Whilst the Egyptian and the Ghanaian flags were blowing the wind of victory down West and Central Africa almost to a point of tatters, the vuvuzela’s of South Africa, just like the proverbial African cock at dawn, was waking up the remaining Southern and Eastern African countries to the historic glory. From the length and breadth of the continent, the spirit of solidarity rarely experienced by the separate countries of Africa reverberated in the streets and at public spaces amid singing, drumming, dancing shouting and of course “vuvuzeling”.

The significance of this historic football feat to the African people cannot be overemphasized. Different people, however, accorded different significance to the event. Here are some views from Ghana. According to the President of Ghana, Professor John Evans Attah Mills, the historic victory is a timely wake up call to all Ghanaians irrespective of their party colours to unite as one people for the urgent task of national development.

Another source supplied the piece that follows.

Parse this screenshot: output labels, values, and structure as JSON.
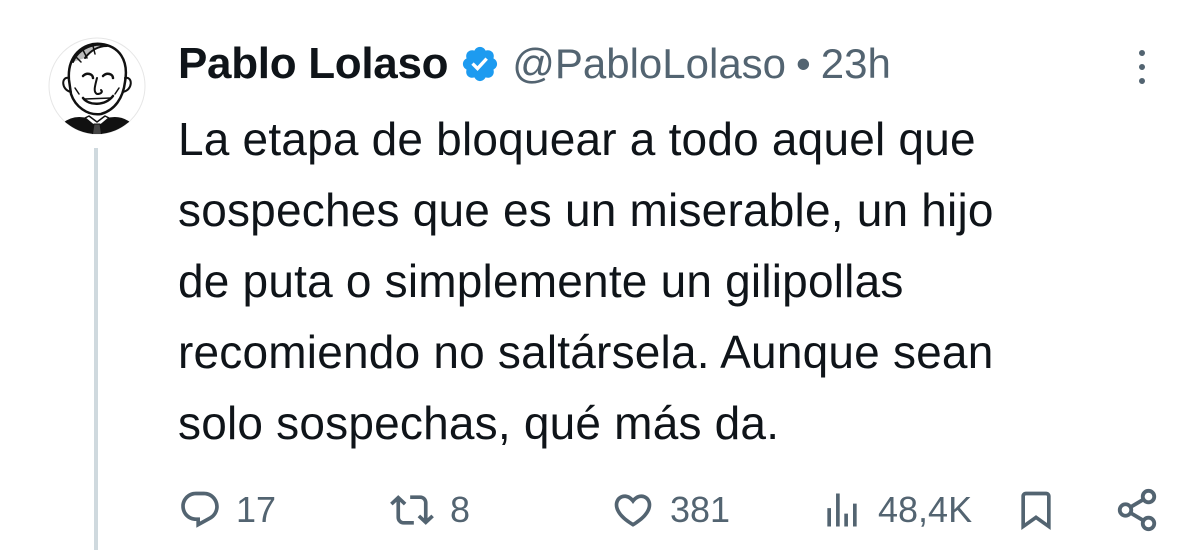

Another Ghanaian who called at a local radio station in Accra asserted that the victory shows the supremacy of Ghana as a major football nation in Africa and at the world stage. The next caller made a rather interesting statement. He remarked, “Ghana is seen as the Brazil of Africa, but today, Brazil will be seen as the Ghana of South America”. To these people and million others, the victory is simply, a national affair and…maybe rightly so.

Firstly, the victory was won not by the senior national team, the Black Stars but rather the junior under 20 side, the Black Satellites. The significance of this is that, the current senior leaders of Africa may not necessarily be those to materialize the prospect of African unity government judging from their desultory attitude to issues of African unity. The hope seems to reside in the youthful generation. It is a common knowledge that, effecting fundamental changes become more difficult and unattractive as people advance in age. Not surprisingly therefore, a change as drastic and urgent as the political unification of African people, remains a wild goose chase from the colonial aftermath till today.

Research converge on the notion that, the youth are more open to new ideas, more daring and often blind to old standing vendetta that breeds mistrust and obstruct cooperation among nations. The example of the youthful Nkrumah, who engineered a fundamental change of African independence, and black liberation, comes to mind readily. The late youngest US president John F. Kennedy and the recent Noble Peace Prize laureate, Barrack Obama, who is currently working to fundamentally reform the long standing health care system of US is noteworthy.

The time is long overdue for the old leaders of men of Africa to constitute themselves into a team of advisors, take to the comfortable passenger seats and allow the younger generation the opportunity to drive the affairs of the continent to true political and economic unity. The economic viability of the separate states of Africa, some hardly numbering two million, created by former colonial powers for their own interest is still eluding. A federation has the promise of greater economic strength by allowing small and weak nations to pool their resources, both economic and human. It is only in this way that smaller nations can ever achieve the kind of economies of scale needed to effectively develop themselves through massive industrialization.

The second observation is that, the Black Satellites won the FIFA World Cup by a rich combination of expertise from both local and foreign-based players. The link is unmistakably obvious: the political unification of Africa would be realized more smoothly by close collaboration between Africans and foreigners. Foreigners in this context refer to all individuals and groups outside Africa who share in the vision of African unity. They include but not limited to Diaspora Africans, the Americans, Europeans and Asians.